Finally, today a cloud-free patch opened up and the rocket launched beautifully. Now the question is whether NASA will continue with the Ares rocket or choose a different launch architecture, based on the results of the Augustine commission’s report.

NASA Human Spaceflight Review Final Report

October 22, 2009

hsf_logo

Today, the “Augustine commission”, a group of aerospace and space exploration leaders tasked by president Obama to review NASA’s human spaceflight efforts, released their final report. It is available here, and I encourage you to read it. The set of recommendations in the report will form the foundation upon which the future of space exploration is built.

I have not read the whole thing yet, but here is the concluding paragraph:

NASA is the most accomplished space organization in the
world. Its human spaceflight activities are nonetheless at
a tipping point, primarily due to a mismatch of goals and
resources. Either additional funds need to be made available
or a far more modest program involving little or no
exploration needs to be adopted. Various options can be
identified that offer exciting and worthwhile opportunities
for the human exploration of space if appropriate funds can
be made available. Such funds can be considerably leveraged
by having NASA attack its overhead costs and change
some of its traditional ways of conducting its affairs—and
by giving its management the authority to bring about such
changes. The American public can take pride in NASA’s
past accomplishments; the opportunity now exists to provide
for the future human spaceflight program worthy of a
great nation.

How to get Mars funding

June 1, 2009

On a related note, my fellowship, which involves vaporizing rocks with a high-powered laser, was renewed last month. (Click for the full comic)

smbc_mars

We live in the future

May 4, 2009

I often say (or at least think to myself) that we live in the future. Especially when I’m traveling. It’s constantly amazing to me that I can get anywhere in the world in less than a day. I can make a routine trip out to California for a conference, when 150 years ago that would be the journey of a lifetime, and would involve diseases and caulking wagons to cross rivers and probably hunting excessive amounts of buffalo (ok, so I played a lot of Oregon Trail as a kid). That’s why I love this video clip of comedian Louis CK ranting about how people take for granted all the amazing technology all around them:

I came across this clip in a recent post on Cocktail Party Physics about Obama’s speech on Science, the role it plays in our lives and the extensive history of scientific discoveries that go into making something like the iPhone possible. Well worth a read.

Science to be Cut from Stimulus?

February 6, 2009

I just heard some disturbing news: in an attempt to cut unnecessary spending from the stimulus package, Senators Ben Nelson and Susan Collins have put forward a proposal that would cut much of the money directed to agencies like NASA, the National Science Foundation, and the Department of Energy. Here’s a breakdown of the reductions in stimulus money:

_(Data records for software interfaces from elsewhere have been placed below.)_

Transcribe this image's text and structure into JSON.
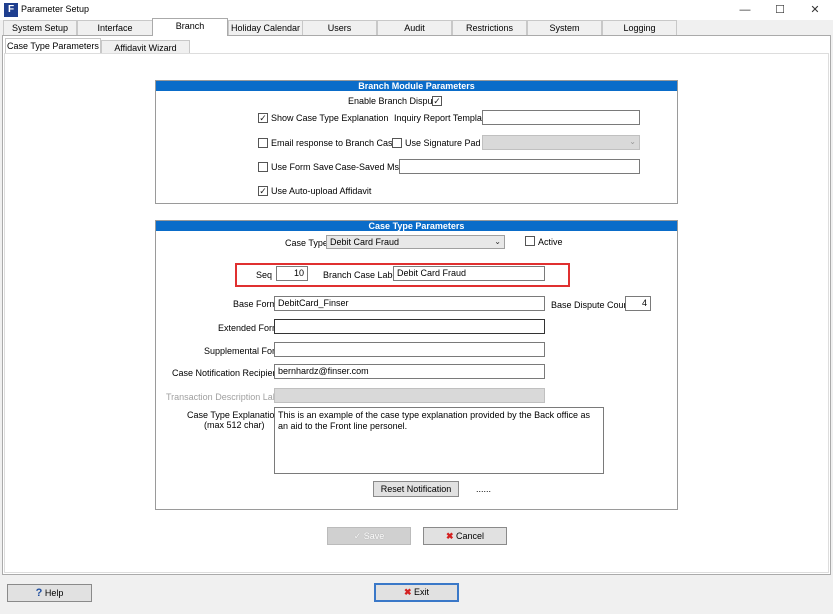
{
  "window": {
    "title": "Parameter Setup",
    "app_icon": "F"
  },
  "tabs": [
    {
      "label": "System Setup"
    },
    {
      "label": "Interface"
    },
    {
      "label": "Branch"
    },
    {
      "label": "Holiday Calendar"
    },
    {
      "label": "Users"
    },
    {
      "label": "Audit"
    },
    {
      "label": "Restrictions"
    },
    {
      "label": "System"
    },
    {
      "label": "Logging"
    }
  ],
  "subtabs": [
    {
      "label": "Case Type Parameters"
    },
    {
      "label": "Affidavit Wizard"
    }
  ],
  "branch_module": {
    "header": "Branch Module Parameters",
    "enable_dispute_label": "Enable Branch Dispute",
    "show_explanation_label": "Show Case Type Explanation",
    "inquiry_template_label": "Inquiry Report Template",
    "inquiry_template_value": "",
    "email_response_label": "Email response to Branch Case",
    "signature_pad_label": "Use Signature Pad",
    "signature_pad_value": "",
    "use_form_save_label": "Use Form Save",
    "case_saved_msg_label": "Case-Saved Msg",
    "case_saved_msg_value": "",
    "auto_upload_label": "Use Auto-upload Affidavit"
  },
  "case_type": {
    "header": "Case Type Parameters",
    "case_type_label": "Case Type",
    "case_type_value": "Debit Card Fraud",
    "active_label": "Active",
    "seq_label": "Seq",
    "seq_value": "10",
    "branch_case_label_label": "Branch Case Label",
    "branch_case_label_value": "Debit Card Fraud",
    "base_form_label": "Base Form",
    "base_form_value": "DebitCard_Finser",
    "base_dispute_count_label": "Base Dispute Count",
    "base_dispute_count_value": "4",
    "extended_form_label": "Extended Form",
    "extended_form_value": "",
    "supplemental_form_label": "Supplemental Form",
    "supplemental_form_value": "",
    "notification_recipients_label": "Case Notification Recipients",
    "notification_recipients_value": "bernhardz@finser.com",
    "transaction_desc_label": "Transaction Description Label",
    "transaction_desc_value": "",
    "explanation_label_1": "Case Type Explanation",
    "explanation_label_2": "(max 512 char)",
    "explanation_value": "This is an example of the case type explanation provided by the Back office as an aid to the Front line personel.",
    "reset_notification_label": "Reset Notification",
    "dots": "......"
  },
  "actions": {
    "save_label": "Save",
    "cancel_label": "Cancel",
    "help_label": "Help",
    "exit_label": "Exit"
  },
  "colors": {
    "header_blue": "#0a6cc9",
    "highlight_red": "#e03030",
    "exit_border": "#3a78c8"
  }
}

NASA exploration $750,000,000 = 50%
NSF $1,402,000,000 = 100%
NOAA $427,000,000 = 34.94%
NIST $218,000,000 = 37.91%
DOE energy efficiency & renewable energy $1,000,000,000 = 38%
DOE office of science $100,000,000 = 100%

Notice especially that the NSF and DOE office of science would lose all of their stimulus money. News flash: basic research helps the economy. More than half of the US economic growth in the last 50 years has been due to science and technology. If you’re trying to stimulate the economy, it makes no sense to cut money that would go towards the sort of high-tech innovation that drives it.

Significant amounts would also be cut from education. To take a look at the proposed stimulus cuts, look here.

I encourage you to contact your senators and tell them that you strongly favor keeping funding for basic science in the stimulus package.